Friday 1 November 2013

A full set of avocets!

After the frustration of missing Andean Avocet in Peru, Elis and I couldn't believe our luck when we saw up to 30 of them at our first birding stop in Chile.
Andean Avocet Recurvirostra andina: Laguna Chaxa, Chile.

Into the bargain we also saw Puna Plover which we had also missed in Peru, and all within five minutes of getting the bins dusted off.
Puna Plover Charadrius alticola: Laguna Chaxa, Chile.

There were few other birds around in this very particular environment, that is a salt lake high in the mountains.
Laguna Chaxa in the Chilean Andes with 50% of the WQ team.

However, probably the most abundant species present was Baird's Sandpiper a bird that we have previously had to work hard to get looks at let alone photographs.
Baird's Sandpiper Calidris bairdii: Laguna Chaxa, Chile.

Elis also found a single Wilson's Phalarope.
Wilson's Phalarope Phalaropus tricolor: Laguna Chaxa, Chile.

The same 50% of WQ watching the phalarope.

I felt sorry for the birds in one respect, and that is that they are surrounded by food, in this case flies on the surface of the water, but as they walk and move along the flies stay just out of reach, it must be a bit like being surrounded by mobile peanut butter sandwiches that remain just beyond arms length!
A whole new meaning to fast food... you have to be quick to catch it!
We seemed to be a bit of a curiosity and many people stopped to see what we were looking at. One Chilean couple asked us what we were waiting for. I launched into the Wader Quest theme and quickly told them why we were there, pointing to an Andean Avocet. The lady said that she thought it looked like a 'seagull', until that is that I showed it to her in the telescope, after gasping at the sheer beauty of the bird, with its absurdly upturned bill and ruby-red eye, she apologised to me, the bird and the world in general for making such an error of judgement. This led us on to be able to talk more about what is behind our project and hopefully they will now follow our blogs too.
Such grace and beauty!

We also were approached by some coincidence by a group of Brazilians, who were curious about the plovers we were looking at. Again I got the chance to discuss Wader Quest and its aims and was delighted to hear that this was one of Brazil's more enlightened land owners who was trying to make corridors of natural habitat across his own and his neighbour's land, we wish him the best of luck, there should be more people like him in this world.
Puna Plover and Chick.

Close up of the rather cute chick.

Same bird having a bit of a stretch.
On the way out of the laguna area we came across five Least Seedsnipe by the side of the road.
Least Seedsnipe Thinocorus rumicivorus: Near Laguna Chaxa, Chile.
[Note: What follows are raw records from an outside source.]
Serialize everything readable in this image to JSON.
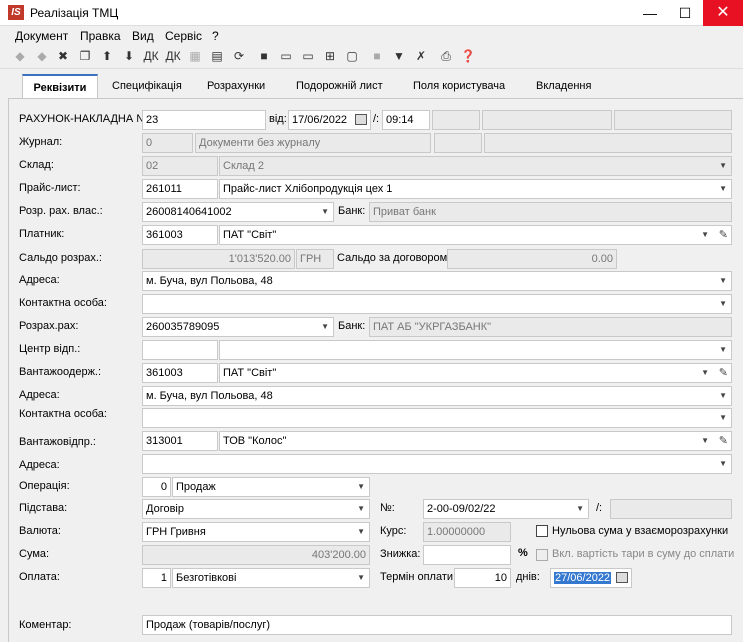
{
  "window": {
    "title": "Реалізація ТМЦ",
    "icon": "IS"
  },
  "menu": [
    "Документ",
    "Правка",
    "Вид",
    "Сервіс",
    "?"
  ],
  "tabs": [
    "Реквізити",
    "Специфікація",
    "Розрахунки",
    "Подорожній лист",
    "Поля користувача",
    "Вкладення"
  ],
  "labels": {
    "invoice": "РАХУНОК-НАКЛАДНА №:",
    "from": "від:",
    "slash": "/:",
    "journal": "Журнал:",
    "warehouse": "Склад:",
    "pricelist": "Прайс-лист:",
    "own_account": "Розр. рах. влас.:",
    "bank": "Банк:",
    "payer": "Платник:",
    "balance": "Сальдо розрах.:",
    "balance_contract": "Сальдо за договором:",
    "address": "Адреса:",
    "contact": "Контактна особа:",
    "account": "Розрах.рах:",
    "bank2": "Банк:",
    "center": "Центр відп.:",
    "consignee": "Вантажоодерж.:",
    "address2": "Адреса:",
    "contact2": "Контактна особа:",
    "shipper": "Вантажовідпр.:",
    "address3": "Адреса:",
    "operation": "Операція:",
    "basis": "Підстава:",
    "num": "№:",
    "slash2": "/:",
    "currency": "Валюта:",
    "rate": "Курс:",
    "zero_sum": "Нульова сума у взаєморозрахунки",
    "sum": "Сума:",
    "discount": "Знижка:",
    "percent": "%",
    "tare": "Вкл. вартість тари в суму до сплати",
    "payment": "Оплата:",
    "payment_term": "Термін оплати:",
    "days": "днів:",
    "comment": "Коментар:"
  },
  "values": {
    "invoice_no": "23",
    "date": "17/06/2022",
    "time": "09:14",
    "journal_code": "0",
    "journal_name": "Документи без журналу",
    "warehouse_code": "02",
    "warehouse_name": "Склад 2",
    "pricelist_code": "261011",
    "pricelist_name": "Прайс-лист Хлібопродукція цех 1",
    "own_account": "26008140641002",
    "own_bank": "Приват банк",
    "payer_code": "361003",
    "payer_name": "ПАТ \"Світ\"",
    "balance": "1'013'520.00",
    "currency_code": "ГРН",
    "balance_contract": "0.00",
    "address": "м. Буча, вул Польова, 48",
    "account": "260035789095",
    "account_bank": "ПАТ АБ \"УКРГАЗБАНК\"",
    "consignee_code": "361003",
    "consignee_name": "ПАТ \"Світ\"",
    "consignee_address": "м. Буча, вул Польова, 48",
    "shipper_code": "313001",
    "shipper_name": "ТОВ \"Колос\"",
    "operation_code": "0",
    "operation_name": "Продаж",
    "basis": "Договір",
    "basis_no": "2-00-09/02/22",
    "currency": "ГРН Гривня",
    "rate": "1.00000000",
    "sum": "403'200.00",
    "payment_code": "1",
    "payment_name": "Безготівкові",
    "payment_days": "10",
    "payment_date": "27/06/2022",
    "comment": "Продаж (товарів/послуг)"
  }
}
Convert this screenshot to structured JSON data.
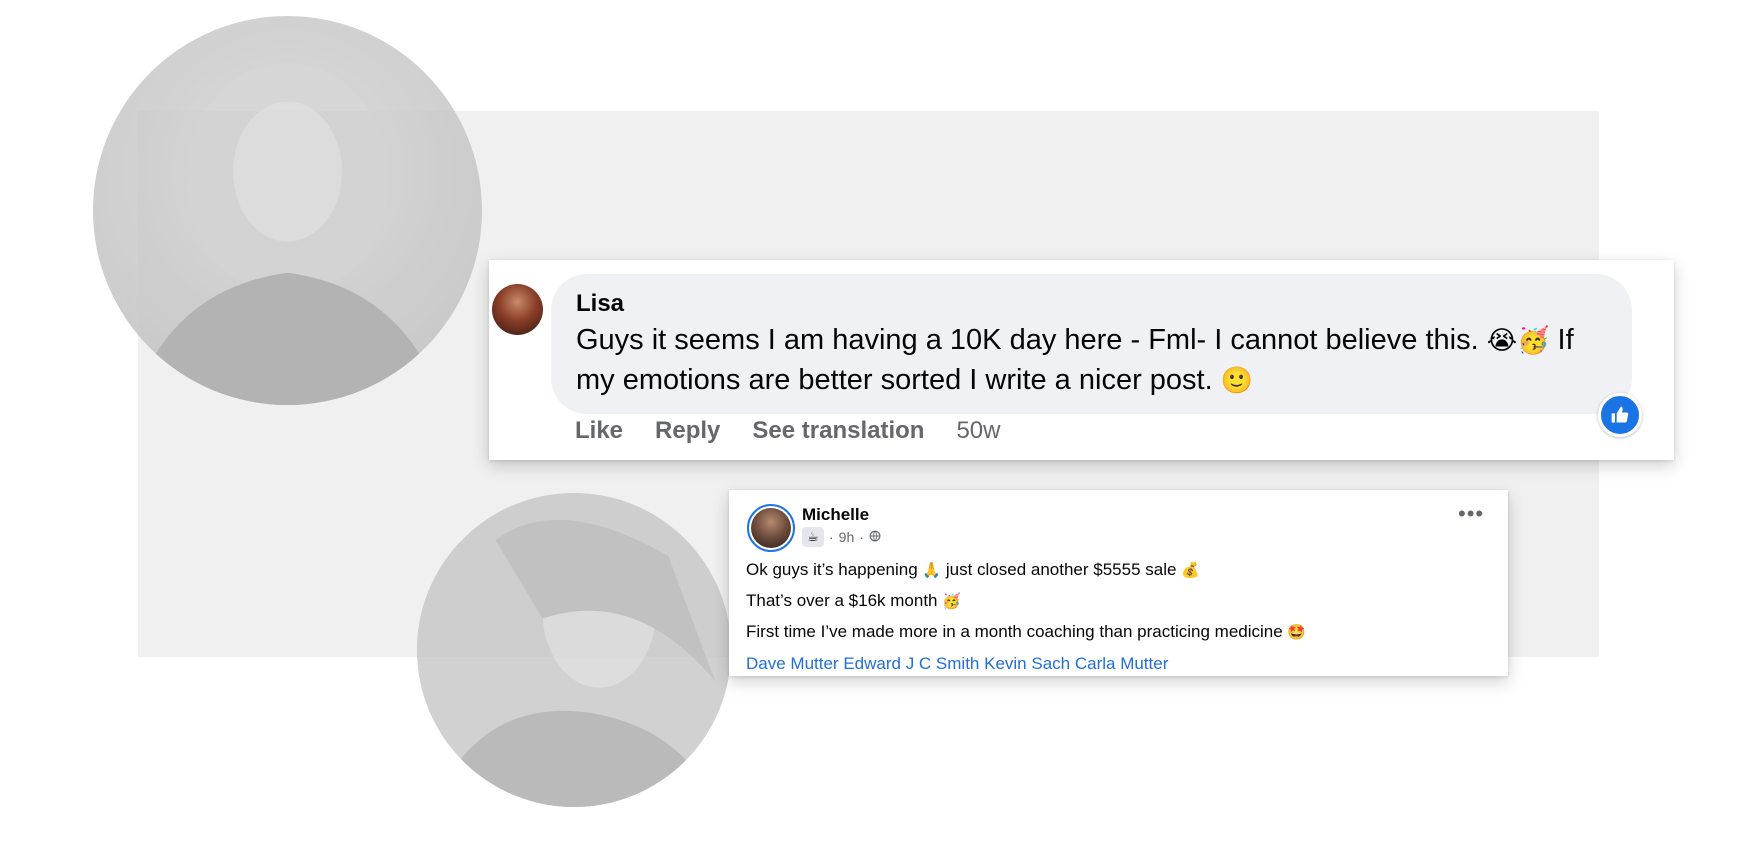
{
  "comment": {
    "author": "Lisa",
    "text_line1": "Guys it seems I am having a 10K day here - Fml- I cannot believe this. ",
    "emoji_1": "😭🥳",
    "text_line1_end": " If",
    "text_line2": "my emotions are better sorted I write a nicer post. ",
    "emoji_2": "🙂",
    "actions": {
      "like": "Like",
      "reply": "Reply",
      "see_translation": "See translation"
    },
    "timestamp": "50w",
    "reaction_icon": "thumbs-up-icon"
  },
  "post": {
    "author": "Michelle",
    "badge_icon": "coffee-cup-icon",
    "badge_glyph": "☕",
    "time": "9h",
    "separator": "·",
    "audience_icon": "globe-icon",
    "more_icon": "more-options-icon",
    "lines": [
      {
        "text": "Ok guys it’s happening ",
        "emoji": "🙏",
        "text2": " just closed another $5555 sale ",
        "emoji2": "💰"
      },
      {
        "text": "That’s over a $16k month ",
        "emoji": "🥳"
      },
      {
        "text": "First time I’ve made more in a month coaching than practicing medicine ",
        "emoji": "🤩"
      }
    ],
    "tags": [
      "Dave Mutter",
      "Edward J C Smith",
      "Kevin Sach",
      "Carla Mutter"
    ]
  },
  "colors": {
    "facebook_blue": "#1b74e4",
    "link_blue": "#216fdb",
    "bubble_gray": "#eff1f4",
    "secondary_text": "#65676b",
    "backdrop_gray": "#f0f0f0"
  }
}
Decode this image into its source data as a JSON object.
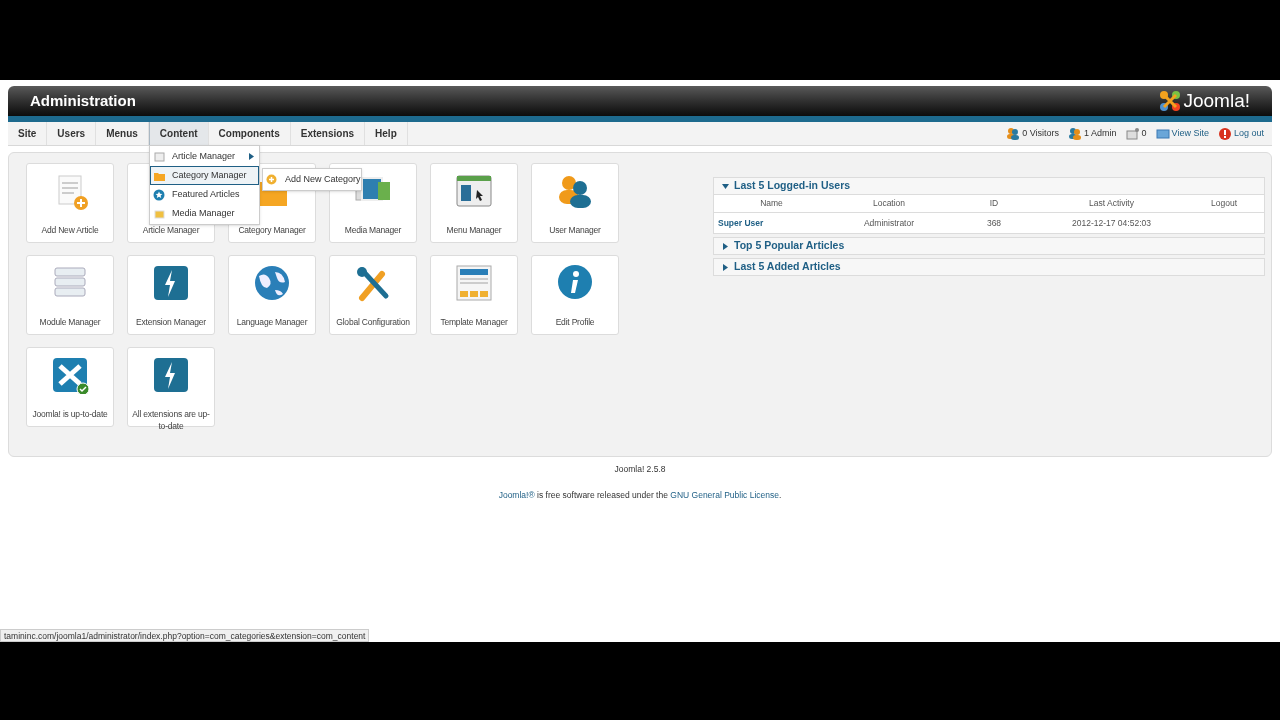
{
  "header": {
    "title": "Administration",
    "logo_text": "Joomla!"
  },
  "menu": [
    {
      "label": "Site",
      "selected": false
    },
    {
      "label": "Users",
      "selected": false
    },
    {
      "label": "Menus",
      "selected": false
    },
    {
      "label": "Content",
      "selected": true
    },
    {
      "label": "Components",
      "selected": false
    },
    {
      "label": "Extensions",
      "selected": false
    },
    {
      "label": "Help",
      "selected": false
    }
  ],
  "status": [
    {
      "kind": "visitors",
      "label": "0 Visitors"
    },
    {
      "kind": "admin",
      "label": "1 Admin"
    },
    {
      "kind": "messages",
      "label": "0"
    },
    {
      "kind": "viewsite",
      "label": "View Site"
    },
    {
      "kind": "logout",
      "label": "Log out"
    }
  ],
  "dropdown": [
    {
      "label": "Article Manager",
      "kind": "article",
      "selected": false,
      "has_submenu": true
    },
    {
      "label": "Category Manager",
      "kind": "category",
      "selected": true,
      "has_submenu": true,
      "submenu": [
        "Add New Category"
      ]
    },
    {
      "label": "Featured Articles",
      "kind": "featured",
      "selected": false,
      "has_submenu": false
    },
    {
      "label": "Media Manager",
      "kind": "media",
      "selected": false,
      "has_submenu": false
    }
  ],
  "tiles": [
    {
      "label": "Add New Article",
      "kind": "addarticle"
    },
    {
      "label": "Article Manager",
      "kind": "hidden"
    },
    {
      "label": "Category Manager",
      "kind": "folder"
    },
    {
      "label": "Media Manager",
      "kind": "media"
    },
    {
      "label": "Menu Manager",
      "kind": "menu"
    },
    {
      "label": "User Manager",
      "kind": "user"
    },
    {
      "label": "Module Manager",
      "kind": "module"
    },
    {
      "label": "Extension Manager",
      "kind": "bolt"
    },
    {
      "label": "Language Manager",
      "kind": "globe"
    },
    {
      "label": "Global Configuration",
      "kind": "tools"
    },
    {
      "label": "Template Manager",
      "kind": "template"
    },
    {
      "label": "Edit Profile",
      "kind": "info"
    },
    {
      "label": "Joomla! is up-to-date",
      "kind": "joomla"
    },
    {
      "label": "All extensions are up-to-date",
      "kind": "bolt"
    }
  ],
  "panels": [
    {
      "title": "Last 5 Logged-in Users",
      "expanded": true,
      "table": {
        "columns": [
          "Name",
          "Location",
          "ID",
          "Last Activity",
          "Logout"
        ],
        "rows": [
          [
            "Super User",
            "Administrator",
            "368",
            "2012-12-17 04:52:03",
            ""
          ]
        ]
      }
    },
    {
      "title": "Top 5 Popular Articles",
      "expanded": false
    },
    {
      "title": "Last 5 Added Articles",
      "expanded": false
    }
  ],
  "footer": {
    "version": "Joomla! 2.5.8",
    "license": [
      "Joomla!®",
      " is free software released under the ",
      "GNU General Public License",
      "."
    ]
  },
  "status_url": "tamininc.com/joomla1/administrator/index.php?option=com_categories&extension=com_content"
}
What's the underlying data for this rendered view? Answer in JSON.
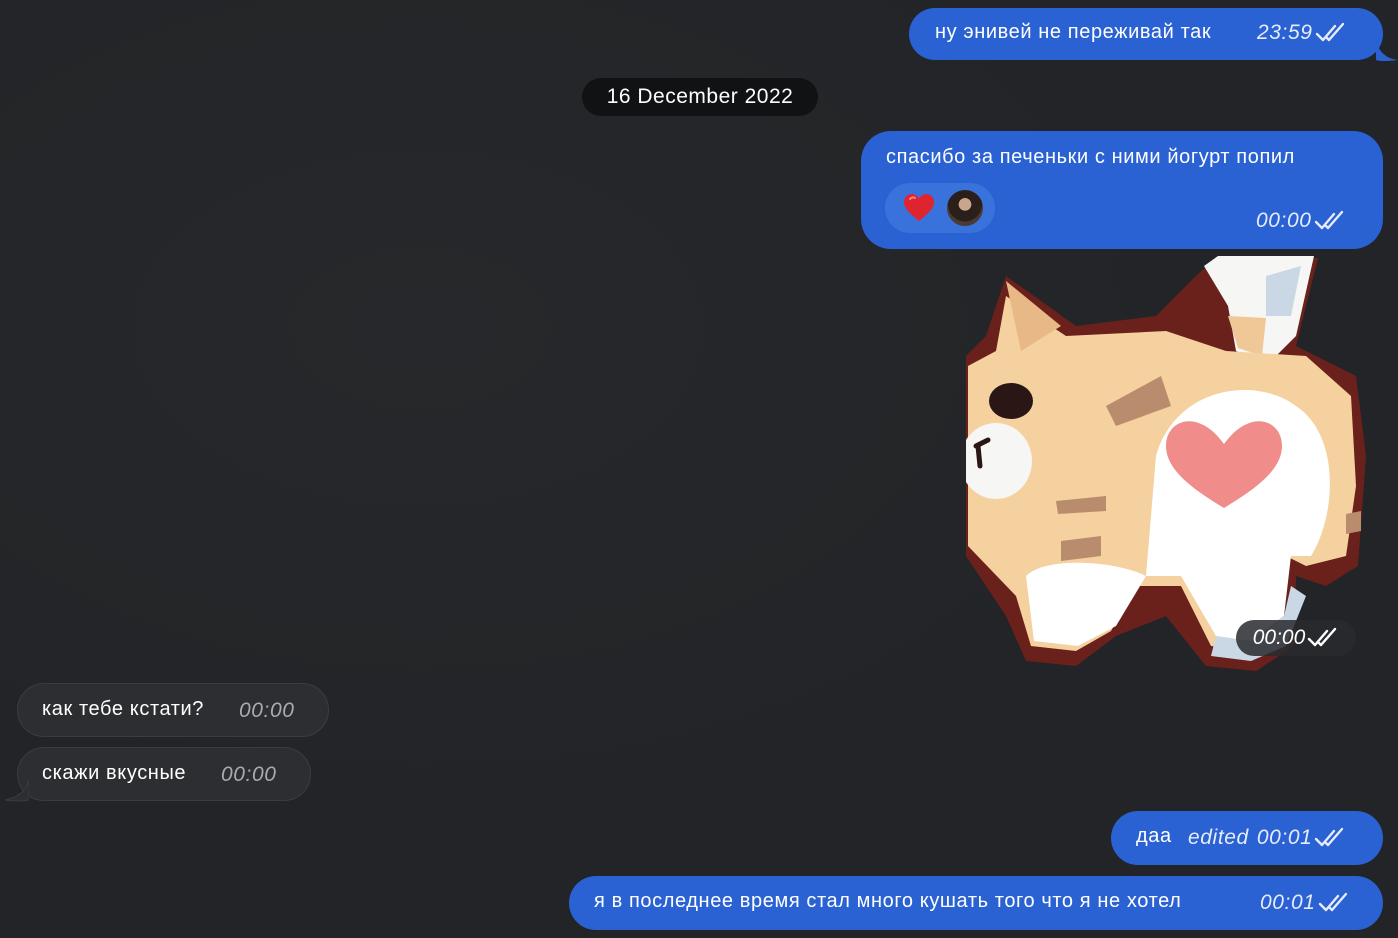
{
  "date_separator": "16 December 2022",
  "messages": [
    {
      "text": "ну энивей не переживай так",
      "time": "23:59"
    },
    {
      "text": "спасибо за печеньки с ними йогурт попил",
      "time": "00:00",
      "reaction": "heart-icon"
    },
    {
      "sticker": "cat-heart-sticker",
      "time": "00:00"
    },
    {
      "text": "как тебе кстати?",
      "time": "00:00"
    },
    {
      "text": "скажи вкусные",
      "time": "00:00"
    },
    {
      "text": "даа",
      "edited_label": "edited",
      "time": "00:01"
    },
    {
      "text": "я в последнее время стал много кушать того что я не хотел",
      "time": "00:01"
    }
  ],
  "colors": {
    "outgoing_bubble": "#2a62d3",
    "incoming_bubble": "#2c2e31",
    "background": "#222427"
  }
}
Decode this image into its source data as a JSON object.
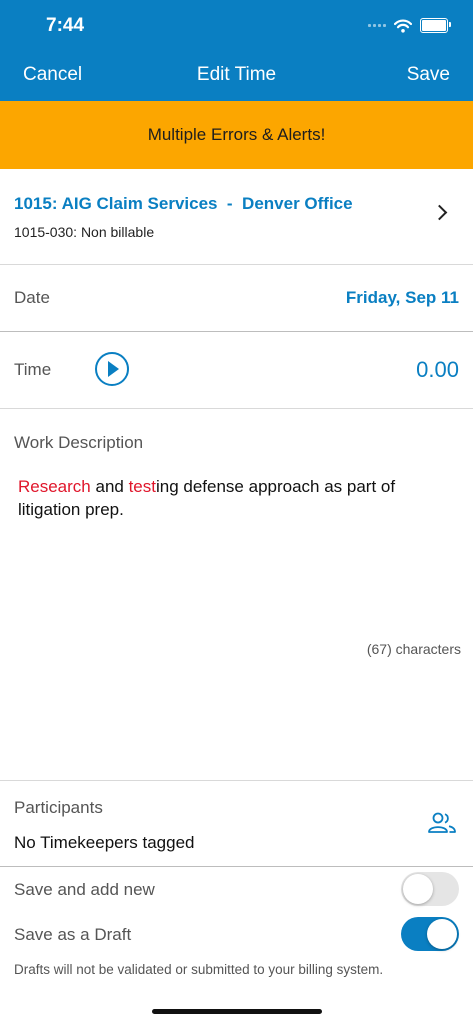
{
  "status_bar": {
    "time": "7:44"
  },
  "nav": {
    "cancel_label": "Cancel",
    "title": "Edit Time",
    "save_label": "Save"
  },
  "alert": {
    "text": "Multiple Errors & Alerts!",
    "color": "#fca600"
  },
  "matter": {
    "title": "1015: AIG Claim Services  -  Denver Office",
    "subtitle": "1015-030: Non billable"
  },
  "date": {
    "label": "Date",
    "value": "Friday, Sep 11"
  },
  "time": {
    "label": "Time",
    "value": "0.00"
  },
  "work_description": {
    "label": "Work Description",
    "segments": [
      {
        "text": "Research",
        "flagged": true
      },
      {
        "text": " and ",
        "flagged": false
      },
      {
        "text": "test",
        "flagged": true
      },
      {
        "text": "ing defense approach as part of litigation prep.",
        "flagged": false
      }
    ],
    "char_count": "(67) characters"
  },
  "participants": {
    "label": "Participants",
    "value": "No Timekeepers tagged"
  },
  "toggles": {
    "save_and_add_new": {
      "label": "Save and add new",
      "on": false
    },
    "save_as_draft": {
      "label": "Save as a Draft",
      "on": true
    }
  },
  "draft_note": "Drafts will not be validated or submitted to your billing system.",
  "colors": {
    "accent": "#0a7fc2",
    "error": "#e0162b"
  }
}
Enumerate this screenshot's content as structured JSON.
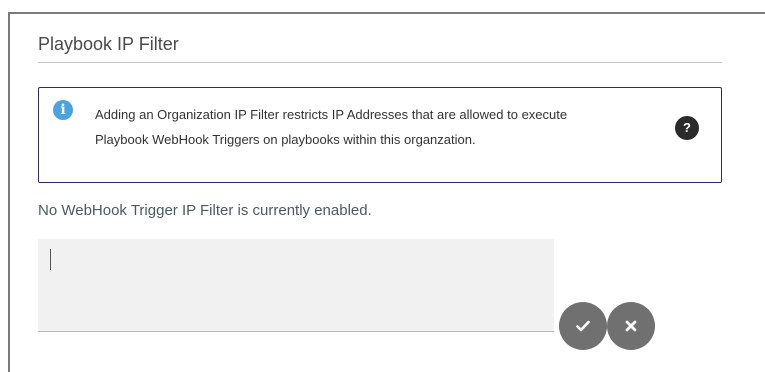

After this we went higher up in the mountains and reached a height of 4,822m according to our GPS, Elis was just a little slow and the photo she took was just as we passed the highpoint in the road.
Don't be alarmed, we were firmly on the tarmac at the time!
There were some residual snow drifts that had been cut by the wind into strange formations.
The WQ team with trusty motor and strange wind-hewn snow drift pinnacles.

One the way beck down the mountain we stopped so that I could remove my jacket and stopped at exactly the point at which a Tawny-throated Dotterel had decided to feed, talk about luck. I'm not sure that we would necessarily have noticed it if we hadn't stopped and caused it to move away a little!
Tawny-throated Dotterel Oreopholus ruficollis: along ruta 27 north of San Pedro de Atacama, Chile.

I think that this day will be one of the top 5 when all is taken into account, not only did we easily see our two target species which we had missed before making their finding all the sweeter, we got some great photos of them and other species and bumped into another target by sheer chance!

Our first view of the avocets.

Puna Plover.

Baird's Sandpiper.

Laguna Chaxa with Andean and Chilean Flamingos.

Andean Avocet imitating a Wrybill.

Least Seedsnipe.
If only every day could be like this!


  1. Since you seem unwilling to answer my question about your environmental footprint do you at least have a financial statement upon which I can base my decision whether to contribute or not?

  2. Hi David. Not unwilling at all to discuss this. As we have only just seen the comment (we have little time to check the website while travelling) we have published it immediately to show we are not ignoring your request. We'll be in touch when we get back and have time to answer your queries.